A detailed description of the annotation position estimation of the annotation location report.

The annotation location report contains estimated annotation positions on a world map. The report file format is newline delimited GeoJSON which can be imported in a GIS software such as QGIS.

The annotation location report requires several fields for image metadata to compute the estimated annotation positions. In addition, the positions are computed based on a number of assumptions which are described below.

The annotation positions are only an estimate and will likely not reflect the actual real-world positions!

Required metadata

The annotation location report requires the following image metadata fields. Images or volumes where this information is not available will be ignored for the report.

  • latitude and longitude
  • distance to ground
  • yaw
  • width and height1

1The image width and height is determined automatically by BIIGLE when a new volume is created. It may take a few minutes for all images to be processed.


The estimated annotation positions are calculated based on the following assumptions. Please bear in mind that these assumptions are never 100% met in a real environment and therefore the annotation positions are just estimates.

  1. Image coordinates: The image latitude and longitude is assumed to specify the position of the image center.
  2. Camera opening angle: The camera opening angle is assumed to be 90°.
  3. Camera orientation: The camera is assumed to point straight down to the ground.
  4. Yaw: A yaw of 0° is assumed to point north, 90° to point east.
  5. Pixel shape: A pixel of the image is assumed to have a square shape.

Position estimation

The annotation position estimation is performed in multiple steps:

  1. The annotation position relative to the image center is calculated (annotation offset) and then rotated according to the yaw around the image center.

  2. The annotation offset in pixels is transformed to the offset in meters.
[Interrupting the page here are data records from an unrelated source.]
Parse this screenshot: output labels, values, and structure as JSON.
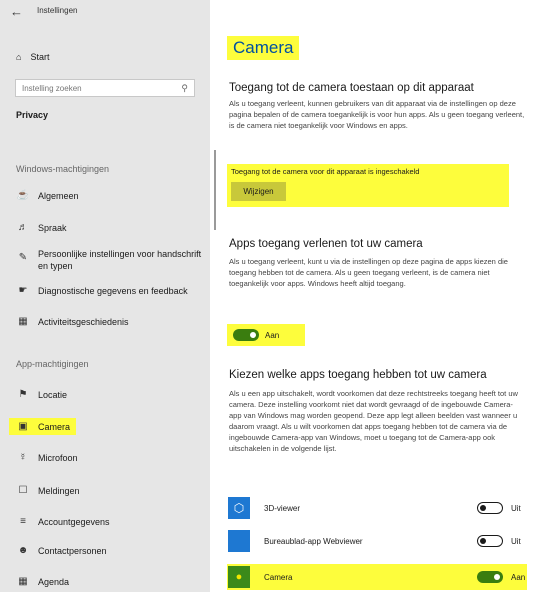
{
  "window": {
    "title": "Instellingen"
  },
  "sidebar": {
    "home": "Start",
    "search": {
      "placeholder": "Instelling zoeken"
    },
    "section": "Privacy",
    "group1": "Windows-machtigingen",
    "group2": "App-machtigingen",
    "items": [
      {
        "label": "Algemeen",
        "icon": "lock-icon"
      },
      {
        "label": "Spraak",
        "icon": "speech-icon"
      },
      {
        "label": "Persoonlijke instellingen voor handschrift en typen",
        "icon": "pen-icon"
      },
      {
        "label": "Diagnostische gegevens en feedback",
        "icon": "feedback-icon"
      },
      {
        "label": "Activiteitsgeschiedenis",
        "icon": "timeline-icon"
      },
      {
        "label": "Locatie",
        "icon": "location-icon"
      },
      {
        "label": "Camera",
        "icon": "camera-icon",
        "selected": true
      },
      {
        "label": "Microfoon",
        "icon": "microphone-icon"
      },
      {
        "label": "Meldingen",
        "icon": "notifications-icon"
      },
      {
        "label": "Accountgegevens",
        "icon": "account-info-icon"
      },
      {
        "label": "Contactpersonen",
        "icon": "contacts-icon"
      },
      {
        "label": "Agenda",
        "icon": "calendar-icon"
      }
    ]
  },
  "main": {
    "title": "Camera",
    "device": {
      "heading": "Toegang tot de camera toestaan op dit apparaat",
      "description": "Als u toegang verleent, kunnen gebruikers van dit apparaat via de instellingen op deze pagina bepalen of de camera toegankelijk is voor hun apps. Als u geen toegang verleent, is de camera niet toegankelijk voor Windows en apps.",
      "status": "Toegang tot de camera voor dit apparaat is ingeschakeld",
      "button": "Wijzigen"
    },
    "apps_access": {
      "heading": "Apps toegang verlenen tot uw camera",
      "description": "Als u toegang verleent, kunt u via de instellingen op deze pagina de apps kiezen die toegang hebben tot de camera. Als u geen toegang verleent, is de camera niet toegankelijk voor apps. Windows heeft altijd toegang.",
      "toggle_label": "Aan",
      "toggle_on": true
    },
    "choose_apps": {
      "heading": "Kiezen welke apps toegang hebben tot uw camera",
      "description": "Als u een app uitschakelt, wordt voorkomen dat deze rechtstreeks toegang heeft tot uw camera. Deze instelling voorkomt niet dat wordt gevraagd of de ingebouwde Camera-app van Windows mag worden geopend. Deze app legt alleen beelden vast wanneer u daarom vraagt. Als u wilt voorkomen dat apps toegang hebben tot de camera via de ingebouwde Camera-app van Windows, moet u toegang tot de Camera-app ook uitschakelen in de volgende lijst.",
      "apps": [
        {
          "name": "3D-viewer",
          "state": "Uit",
          "on": false,
          "icon": "cube-icon"
        },
        {
          "name": "Bureaublad-app Webviewer",
          "state": "Uit",
          "on": false,
          "icon": "app-tile-icon"
        },
        {
          "name": "Camera",
          "state": "Aan",
          "on": true,
          "icon": "camera-app-icon"
        }
      ]
    }
  },
  "colors": {
    "highlight": "#fdfd3c",
    "accent": "#0050a0",
    "toggle_on": "#3a7d0f",
    "app_tile": "#1e78d2"
  }
}
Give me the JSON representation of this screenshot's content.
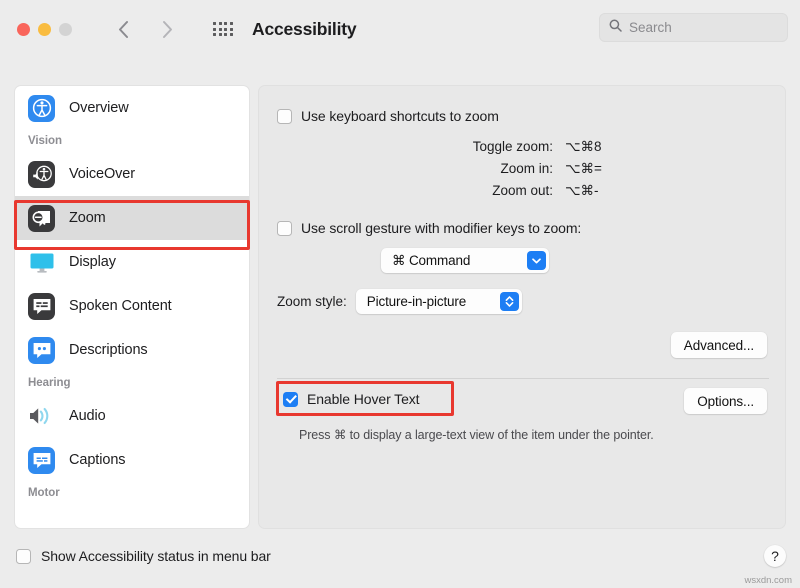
{
  "window": {
    "title": "Accessibility",
    "traffic_lights": [
      "close",
      "minimize",
      "zoom"
    ],
    "back_icon": "chevron-left-icon",
    "forward_icon": "chevron-right-icon",
    "grid_icon": "show-all-grid-icon"
  },
  "search": {
    "placeholder": "Search",
    "value": "",
    "icon": "search-icon"
  },
  "sidebar": {
    "items": [
      {
        "type": "item",
        "label": "Overview",
        "icon": "accessibility-person-icon",
        "selected": false
      },
      {
        "type": "group",
        "label": "Vision"
      },
      {
        "type": "item",
        "label": "VoiceOver",
        "icon": "voiceover-icon",
        "selected": false
      },
      {
        "type": "item",
        "label": "Zoom",
        "icon": "zoom-magnifier-icon",
        "selected": true
      },
      {
        "type": "item",
        "label": "Display",
        "icon": "display-monitor-icon",
        "selected": false
      },
      {
        "type": "item",
        "label": "Spoken Content",
        "icon": "spoken-content-icon",
        "selected": false
      },
      {
        "type": "item",
        "label": "Descriptions",
        "icon": "descriptions-icon",
        "selected": false
      },
      {
        "type": "group",
        "label": "Hearing"
      },
      {
        "type": "item",
        "label": "Audio",
        "icon": "audio-speaker-icon",
        "selected": false
      },
      {
        "type": "item",
        "label": "Captions",
        "icon": "captions-icon",
        "selected": false
      },
      {
        "type": "group",
        "label": "Motor"
      }
    ]
  },
  "main": {
    "keyboard_shortcuts": {
      "label": "Use keyboard shortcuts to zoom",
      "checked": false,
      "rows": [
        {
          "name": "Toggle zoom:",
          "key": "⌥⌘8"
        },
        {
          "name": "Zoom in:",
          "key": "⌥⌘="
        },
        {
          "name": "Zoom out:",
          "key": "⌥⌘-"
        }
      ]
    },
    "scroll_gesture": {
      "label": "Use scroll gesture with modifier keys to zoom:",
      "checked": false,
      "modifier_value": "⌘ Command",
      "modifier_icon": "chevron-down-icon"
    },
    "zoom_style": {
      "label": "Zoom style:",
      "value": "Picture-in-picture",
      "icon": "up-down-chevron-icon"
    },
    "advanced_button": "Advanced...",
    "hover_text": {
      "label": "Enable Hover Text",
      "checked": true,
      "options_button": "Options...",
      "hint": "Press ⌘ to display a large-text view of the item under the pointer."
    }
  },
  "footer": {
    "menu_bar_status": {
      "label": "Show Accessibility status in menu bar",
      "checked": false
    },
    "help_label": "?",
    "watermark": "wsxdn.com"
  },
  "colors": {
    "accent": "#1d7ef4",
    "annotation": "#e8382f",
    "window_bg": "#ececec",
    "sidebar_bg": "#ffffff",
    "content_bg": "#e8e8e8"
  }
}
For this, the assumptions about the camera opening angle and orientation are used. If the opening angle is 90° and the camera points straight down, the width of the image content can be assumed to be twice the distance of the camera to the sea floor (as the camera viewport is a right-angled triangle). The image width in meters determines the width of a single pixel (which is assumed to be a square) in meters, which in turn is used to transform the annotation offset to meters.

  3. The final annotation position on the world map is determined by shifting the image center latitude/longitude coordinates by the previously calculated offset of the annotation in meters. The coordinate shift is calculated using the following simplified flat earth calculation in pseudo code (reference):

    // Position, decimal degrees.
    // Offsets in meters (north, east).
    // Earth's radius, sphere.
    R = 6378137
    // Coordinate offsets in radians.
    dLat = dn / R
    dLon = de / (R * COS( PI * lat / 180 ))
    // Offset position, decimal degrees.
    latO = lat + dLat * 180 / PI
    lonO = lon + dLon * 180 / PI

    If the previously mentioned assumptions are met, the displacement error introduced by this calculation should be quite small, as the offset from the image center position should be very small as well.

Filtering in QGIS

Filtering of an annotation location report is done in the same way than filtering of an image annotation image location report. However, the annotation location report contains a different and fixed set of properties for each annotation. The most important properties are probably "_label_name" and "_label_id", which allow you to filter the annotation positions based on the label that is attached to the annotation. For example, a query to show only positions of annotations that have the "Sponge" label attached may look like this:

"_label_name" = 'Sponge'

Please note the different use of "" to enclose a field identifier and '' to enclose a fixed string.